The peak of the dome can only be reached by a treacherously steep trail (pictured below), and is referred to by regular visitors as “our Mount Everest.” Climbers must scale a 400-foot segment of cable positioned at a perilous 45-degree angle.
Nature's Stairway to Heaven
In 2011, 26-year-old Hayley LaFlamme was descending these cables when she fell 600ft to her death. The same year, 23-year-old man Ryan Leeder suffered the same grim fate. His horrified screams as he fell were described by a witness as "the sound of a commercial jet near landing."
The exposed nature of the Half Dome also presents other, more Biblical dangers. On July 27, 1985, five hikers were ascending the peak when they were struck by lightning, resulting in two fatalities - a harsh reminder of nature's indiscriminate wrath.
Taft Point - A Botched BASE Jump
A recent Yosemite victim, extreme sports legend Dean Potter (pictured above) was found dead after attempting an aerial descent from Taft point. His body was found along with Graham Hunt's. Both of their parachutes were left unopened, suggesting they'd accidentally veered too close to nearby rocks.
Potter was well known for taking his dog, Whisper, on his adrenaline-fueled adventures, smuggled in his backpack:
A friend and fellow climber spoke candidly about the inherent risks involved in the sport and the courage it takes to seek such thrills:
"They were very well-aware of the risks but they chose to live life fully and completely … looking death straight in the eyes. I just can’t help but want to celebrate what these two men did. They lived life to the fullest and that’s inspiring."
A Heartbreaking Tale of Love and Loss
It's the human, personal stories that remind us of Yosemite's power to tear families, and people apart. No story makes this this more apparent than Brad Parker's.
Parker was truly on top of the world when he proposed to his girlfriend, Jainee Dial, at the top of Cathedral Peak. After she said yes, the pair were preparing to descend when he told her it was "the happiest day of my life." Little did he know, it was also his last.
It's still not known what exactly happened, but after saying goodbye to his new fiancée, the 36-year-old climber lost his footing and fell to his death, leaving his family and Jainee were stunned with grief.
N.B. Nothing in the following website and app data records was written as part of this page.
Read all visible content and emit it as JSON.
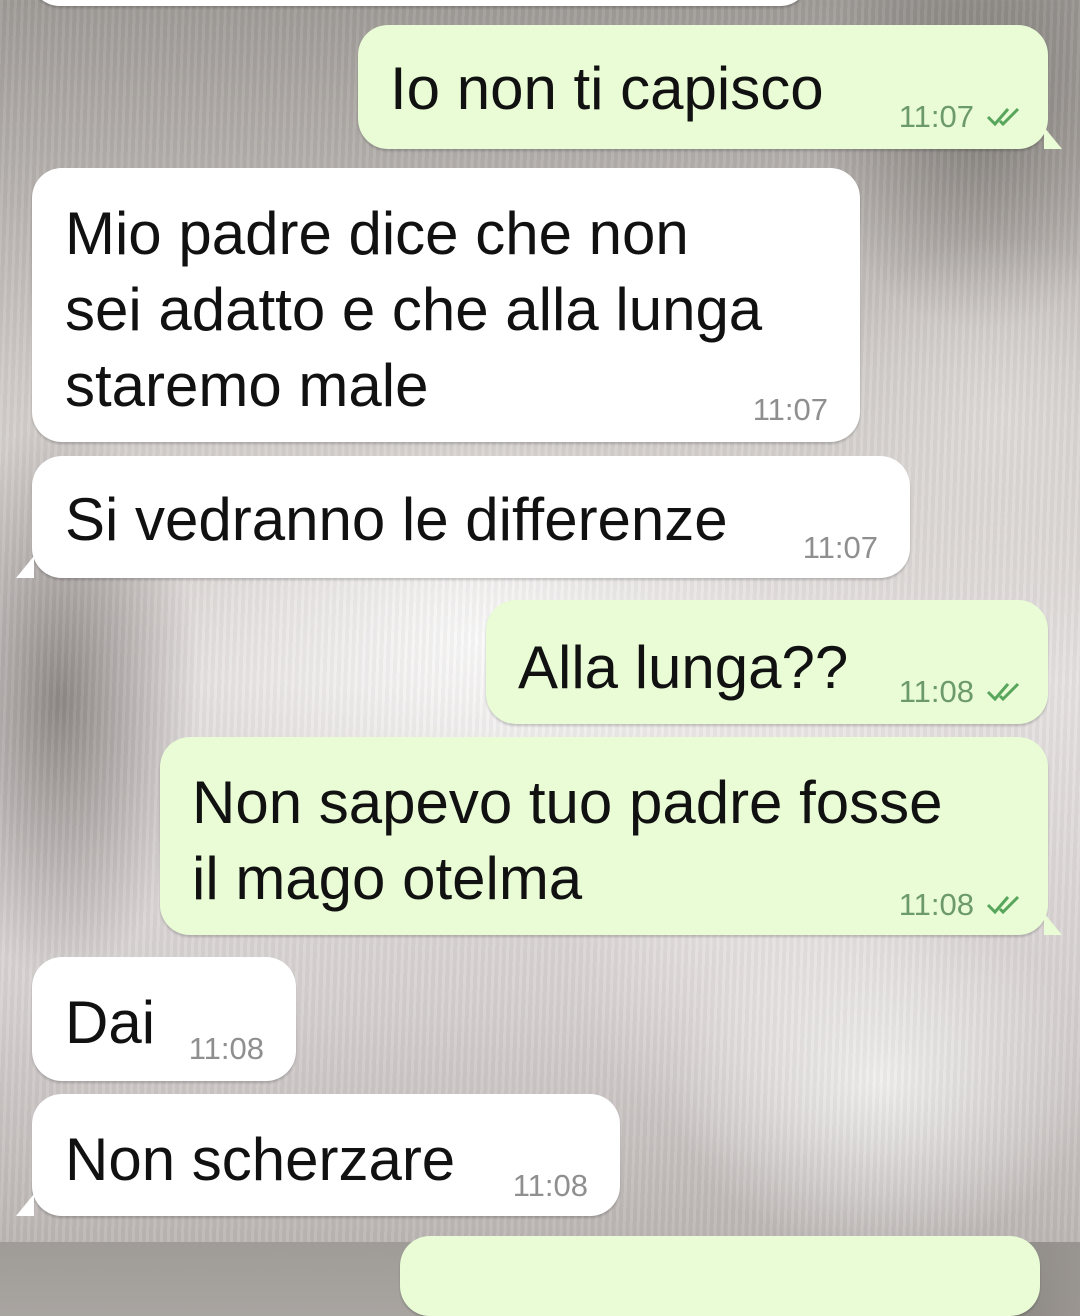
{
  "messages": [
    {
      "direction": "out",
      "text": "Io non ti capisco",
      "time": "11:07",
      "ticks": "double-check-icon"
    },
    {
      "direction": "in",
      "text": "Mio padre dice che non\nsei adatto e che alla lunga\nstaremo male",
      "time": "11:07"
    },
    {
      "direction": "in",
      "text": "Si vedranno le differenze",
      "time": "11:07"
    },
    {
      "direction": "out",
      "text": "Alla lunga??",
      "time": "11:08",
      "ticks": "double-check-icon"
    },
    {
      "direction": "out",
      "text": "Non sapevo tuo padre fosse\nil mago otelma",
      "time": "11:08",
      "ticks": "double-check-icon"
    },
    {
      "direction": "in",
      "text": "Dai",
      "time": "11:08"
    },
    {
      "direction": "in",
      "text": "Non scherzare",
      "time": "11:08"
    }
  ],
  "colors": {
    "incoming_bubble": "#ffffff",
    "outgoing_bubble": "#e9fcd6",
    "read_ticks": "#58a55c"
  }
}
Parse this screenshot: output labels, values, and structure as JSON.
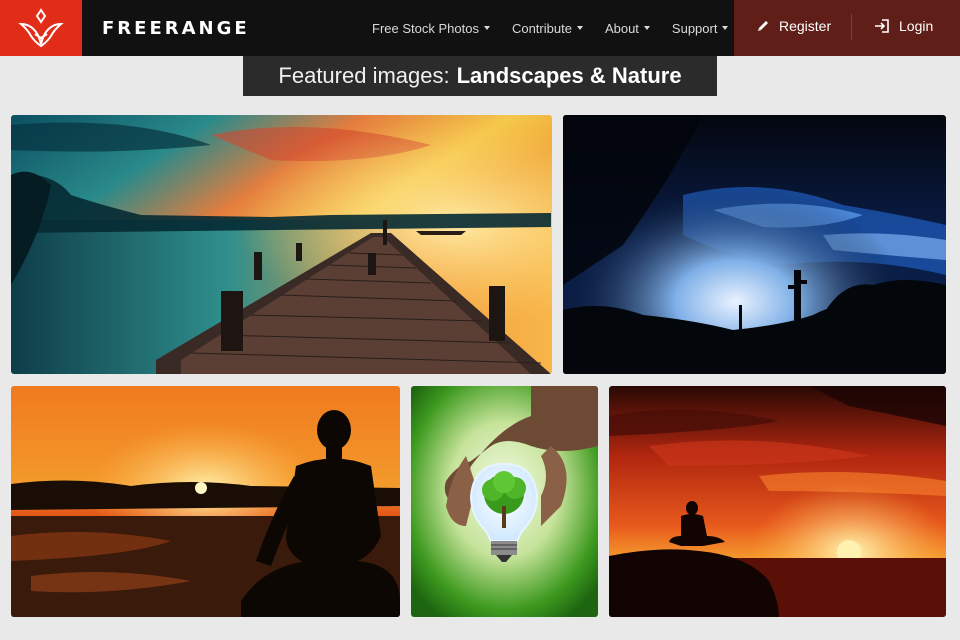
{
  "header": {
    "brand": "FREERANGE",
    "nav": [
      {
        "label": "Free Stock Photos"
      },
      {
        "label": "Contribute"
      },
      {
        "label": "About"
      },
      {
        "label": "Support"
      }
    ],
    "register_label": "Register",
    "login_label": "Login"
  },
  "featured": {
    "prefix": "Featured images:",
    "category": "Landscapes & Nature"
  },
  "colors": {
    "brand_red": "#e12d17",
    "auth_bg": "#5f1f18",
    "header_bg": "#111111",
    "page_bg": "#e9e9e9"
  },
  "gallery": [
    {
      "subject": "pier at sunset over lake"
    },
    {
      "subject": "stormy blue sky with cactus silhouettes"
    },
    {
      "subject": "meditating person silhouette at sunset"
    },
    {
      "subject": "hand holding light bulb with tree inside"
    },
    {
      "subject": "person meditating on rock at red sunset"
    }
  ]
}
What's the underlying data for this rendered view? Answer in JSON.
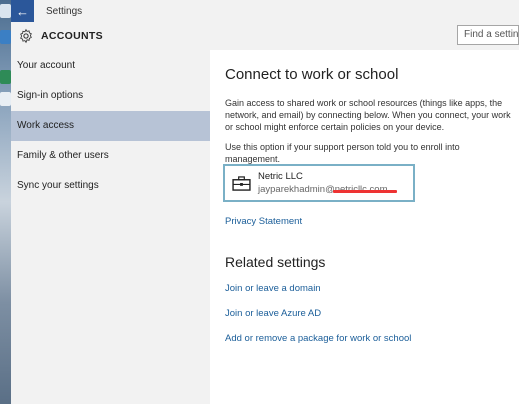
{
  "window": {
    "title": "Settings"
  },
  "header": {
    "title": "ACCOUNTS",
    "search_placeholder": "Find a setting"
  },
  "sidebar": {
    "items": [
      {
        "label": "Your account",
        "active": false
      },
      {
        "label": "Sign-in options",
        "active": false
      },
      {
        "label": "Work access",
        "active": true
      },
      {
        "label": "Family & other users",
        "active": false
      },
      {
        "label": "Sync your settings",
        "active": false
      }
    ]
  },
  "main": {
    "heading": "Connect to work or school",
    "description1": "Gain access to shared work or school resources (things like apps, the network, and email) by connecting below. When you connect, your work or school might enforce certain policies on your device.",
    "description2": "Use this option if your support person told you to enroll into management.",
    "account": {
      "name": "Netric LLC",
      "email": "jayparekhadmin@netricllc.com"
    },
    "privacy_link": "Privacy Statement",
    "related_heading": "Related settings",
    "related_links": [
      "Join or leave a domain",
      "Join or leave Azure AD",
      "Add or remove a package for work or school"
    ]
  },
  "colors": {
    "accent": "#2b579a",
    "active_nav": "#b7c3d6",
    "link": "#1b5e99",
    "card_border": "#7ab0c6"
  }
}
If there's one thing the harsh conditions of America's most dangerous park reminds us, it's that nature must be treated with the respect and reverence it deserves. Yosemite's staggering beauty can be disarming, and those who were charmed into thinking such beauty wouldn't kill them made their last, fatal mistake.